Be sure to explore Gros Morne National Park with its gargantuan moss-shrouded fjords, giving way to blue rivers below. Equally vibrant are the quintessential Atlantic houses throughout the island, painted bold shades red and yellow, many perched like seagulls on cliff sides by the ocean.

Newfoundland is exploding with natural beauty and friendly folk who live in this sparse and rugged province. The landscapes are more akin to Greenland or Norway than the rest of Canada, and even the people here have a famously unique accent. Despite their friendliness, don't feel obligated to the Newfie rite of passage of “kissing the cod“!

When to go: Early July to mid-August provides the best weather; worth noting as this part of Canada gets extreme rain, snow, and winds. Icebergs can be spotted between April and June, though some linger through summer. Puffin spotting can be done from May to early September.
How to get there: Flights go into St. John's from all parts of Canada. There are ferries from Nova Scotia for pedestrians and cars.
Where to stay: Start in St. John's where hotel and hostel options are plentiful. Camp or glamp in Gros Morne.
What to do: Explore the beautiful Bay of Islands by kayak, the remote Woods Island by zodiac, and discover ancient history with a fossil tour.

5. Alaska, USA

Sharing borders with the icy Pacific Ocean and the mountains of Canada's Yukon, while Alaska is technically American, it certainly has a feel all its own. Swap out backlogged highways and shopping malls for gigantic glaciers and infinite stretches of pine-infused forests that will restore your soul.

The lack of land borders with any American states combined with its tiny population make Alaska and its people unique.

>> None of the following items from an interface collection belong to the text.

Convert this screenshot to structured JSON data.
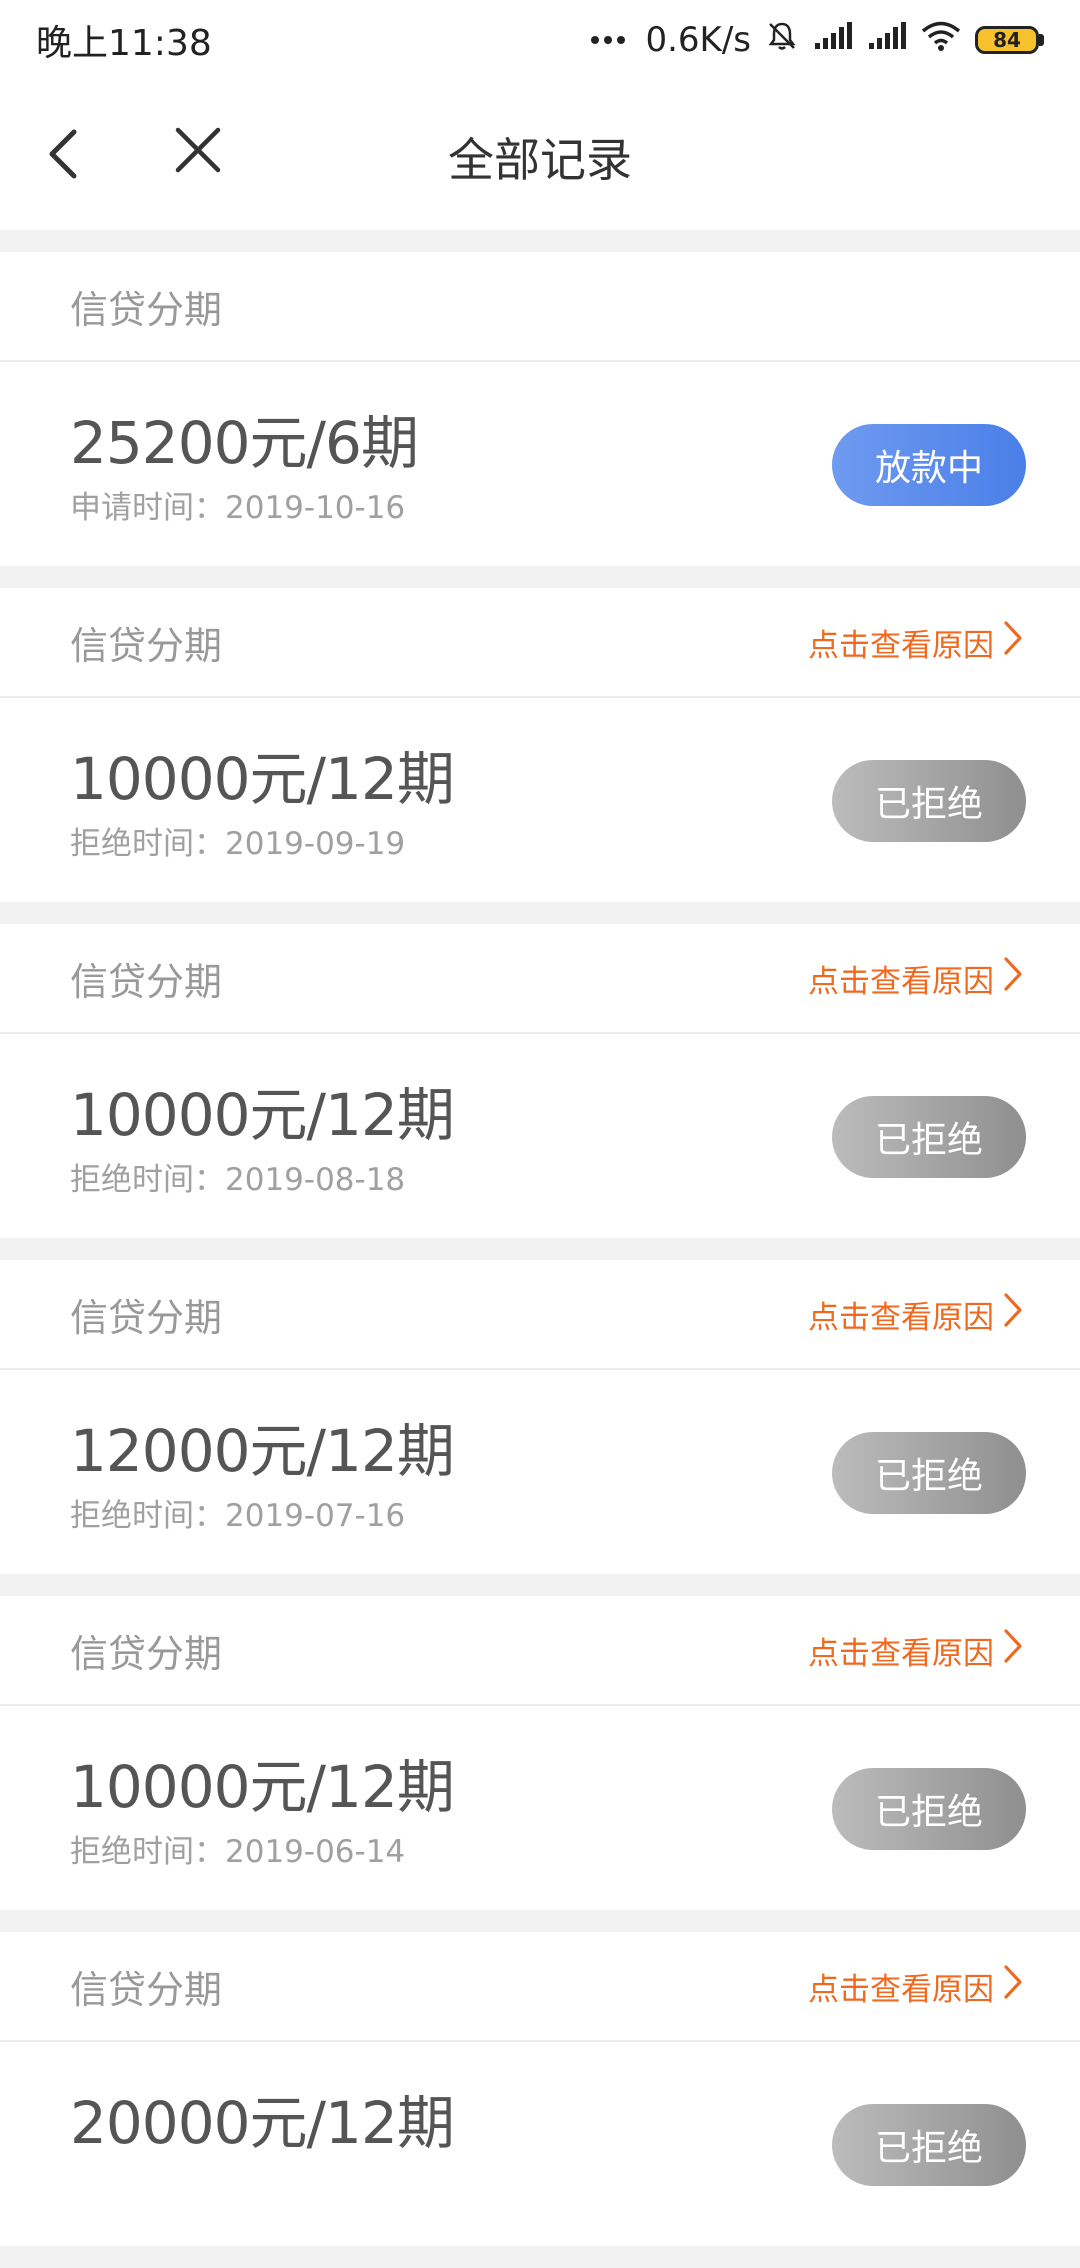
{
  "status_bar": {
    "time": "晚上11:38",
    "net_speed": "0.6K/s",
    "battery": "84",
    "icons": [
      "more-dots-icon",
      "mute-bell-icon",
      "signal-icon",
      "signal-icon",
      "wifi-icon",
      "battery-icon"
    ]
  },
  "header": {
    "title": "全部记录",
    "back_icon": "back-arrow-icon",
    "close_icon": "close-icon"
  },
  "colors": {
    "accent_orange": "#ef6a21",
    "pill_blue": "#4a7fe8",
    "pill_gray": "#9a9a9a"
  },
  "records": [
    {
      "type": "信贷分期",
      "reason_link": "",
      "amount": "25200元/6期",
      "date": "申请时间：2019-10-16",
      "status": "放款中",
      "status_style": "blue"
    },
    {
      "type": "信贷分期",
      "reason_link": "点击查看原因",
      "amount": "10000元/12期",
      "date": "拒绝时间：2019-09-19",
      "status": "已拒绝",
      "status_style": "gray"
    },
    {
      "type": "信贷分期",
      "reason_link": "点击查看原因",
      "amount": "10000元/12期",
      "date": "拒绝时间：2019-08-18",
      "status": "已拒绝",
      "status_style": "gray"
    },
    {
      "type": "信贷分期",
      "reason_link": "点击查看原因",
      "amount": "12000元/12期",
      "date": "拒绝时间：2019-07-16",
      "status": "已拒绝",
      "status_style": "gray"
    },
    {
      "type": "信贷分期",
      "reason_link": "点击查看原因",
      "amount": "10000元/12期",
      "date": "拒绝时间：2019-06-14",
      "status": "已拒绝",
      "status_style": "gray"
    },
    {
      "type": "信贷分期",
      "reason_link": "点击查看原因",
      "amount": "20000元/12期",
      "date": "",
      "status": "已拒绝",
      "status_style": "gray"
    }
  ]
}
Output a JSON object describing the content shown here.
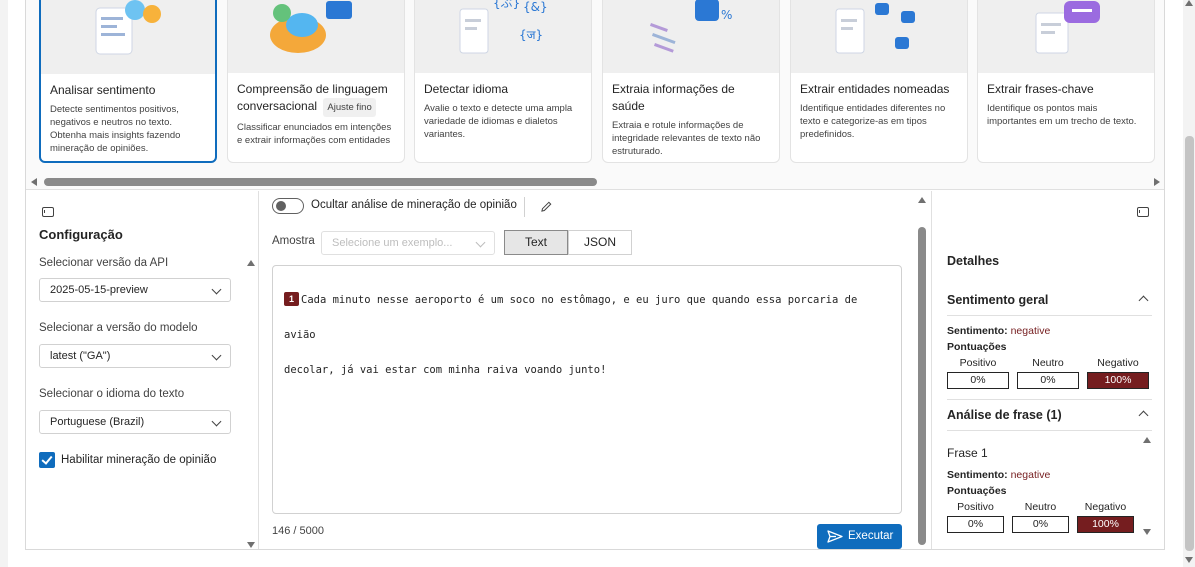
{
  "cards": [
    {
      "title": "Analisar sentimento",
      "desc": "Detecte sentimentos positivos, negativos e neutros no texto. Obtenha mais insights fazendo mineração de opiniões.",
      "selected": true
    },
    {
      "title": "Compreensão de linguagem conversacional",
      "tag": "Ajuste fino",
      "desc": "Classificar enunciados em intenções e extrair informações com entidades"
    },
    {
      "title": "Detectar idioma",
      "desc": "Avalie o texto e detecte uma ampla variedade de idiomas e dialetos variantes."
    },
    {
      "title": "Extraia informações de saúde",
      "desc": "Extraia e rotule informações de integridade relevantes de texto não estruturado."
    },
    {
      "title": "Extrair entidades nomeadas",
      "desc": "Identifique entidades diferentes no texto e categorize-as em tipos predefinidos."
    },
    {
      "title": "Extrair frases-chave",
      "desc": "Identifique os pontos mais importantes em um trecho de texto."
    }
  ],
  "config": {
    "title": "Configuração",
    "api_label": "Selecionar versão da API",
    "api_value": "2025-05-15-preview",
    "model_label": "Selecionar a versão do modelo",
    "model_value": "latest (\"GA\")",
    "lang_label": "Selecionar o idioma do texto",
    "lang_value": "Portuguese (Brazil)",
    "opinion_label": "Habilitar mineração de opinião",
    "opinion_checked": true
  },
  "editor": {
    "toggle_label": "Ocultar análise de mineração de opinião",
    "sample_label": "Amostra",
    "sample_placeholder": "Selecione um exemplo...",
    "tab_text": "Text",
    "tab_json": "JSON",
    "sentence_number": "1",
    "line1": "Cada minuto nesse aeroporto é um soco no estômago, e eu juro que quando essa porcaria de avião",
    "line2": "decolar, já vai estar com minha raiva voando junto!",
    "char_count": "146 / 5000",
    "run_label": "Executar"
  },
  "details": {
    "title": "Detalhes",
    "overall_title": "Sentimento geral",
    "sentiment_label": "Sentimento:",
    "sentiment_value": "negative",
    "scores_label": "Pontuações",
    "pos_label": "Positivo",
    "neu_label": "Neutro",
    "neg_label": "Negativo",
    "pos": "0%",
    "neu": "0%",
    "neg": "100%",
    "sentence_section_title": "Análise de frase (1)",
    "sentence_title": "Frase 1",
    "s1_sentiment": "negative",
    "s1_pos": "0%",
    "s1_neu": "0%",
    "s1_neg": "100%"
  },
  "colors": {
    "accent": "#0f6cbd",
    "negative": "#751d1f"
  }
}
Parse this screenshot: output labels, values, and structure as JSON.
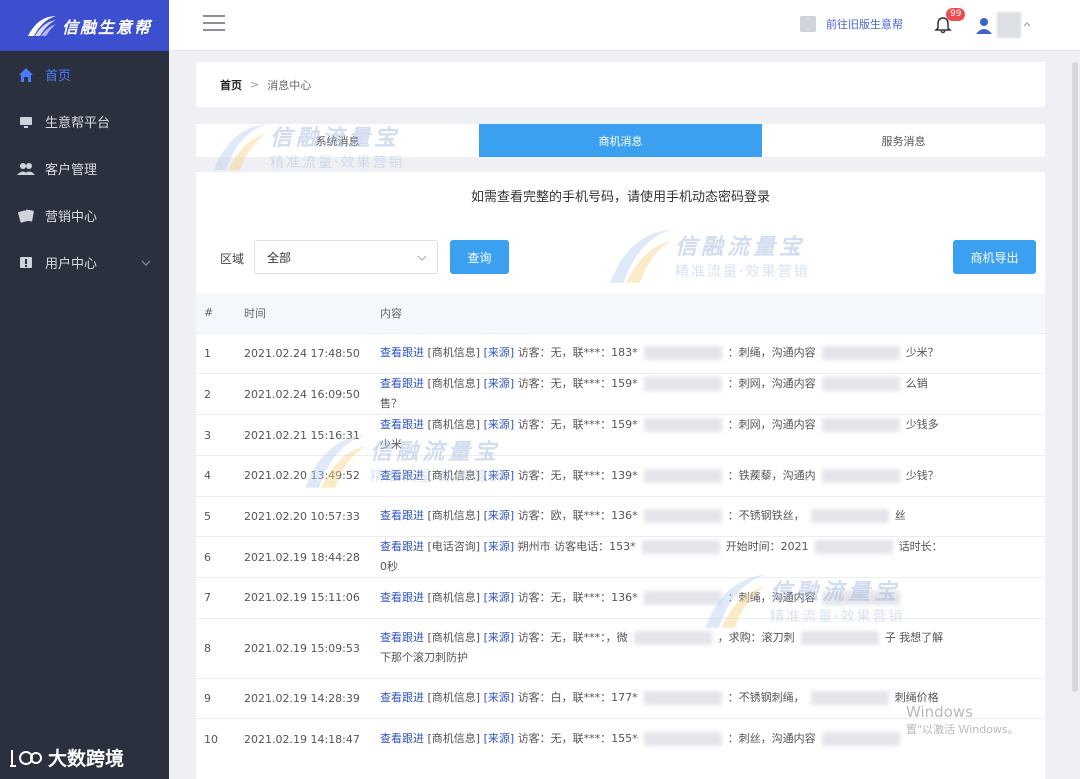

Munch on homemade fudge in a humble log convenience shop or gaze at the twinkling dance of the Northern Lights; after all – this is one of the best places on earth to see this magical phenomenon.

Each Alaskan season has its allures, though summer and early fall are most accessible as many roads become inaccessible through winter. To see mountain slopes consumed by a fiery sea of red and yellow, visit in fall as we did – it's truly something else (see our road trip itinerary here). Springtime sees the return of migrating whales, plus the birth of baby moose and bears. Summer grants the infamous midnight sun and endless days to canoe, hike, and swap the glow of your phone for a crackling campfire and the fresh Alaskan air.

When to go: For Northern Lights chasing visit between August and April. To view the changing leaves visit in late August to end of September. Summer  runs from May to September, but June and July are warmest.
How to get there: Flights service cities small and big, the larger ones serving as better launching points like Anchorage, Fairbanks, or Juneau. Cruises operate from through the U.S. and Canada, and are the only way to access certain parts of this remote place.
Where to stay: There's an intriguing variety of hotels and chalets in both cities and some remote areas. That said, there's nothing like tent camping at least a night or two in wilderness as fresh and isolated as this.
What to do: Check out the Aurora Ice Museum in Fairbanks, see whales and glaciers on a Kanei Fjords National Park cruise, or hop on a tour to hunt down the Northern Lights.

And that's a wrap for this year's round-up. Which quirky destinations are on your radar to get you off the couch and back into the world of travel?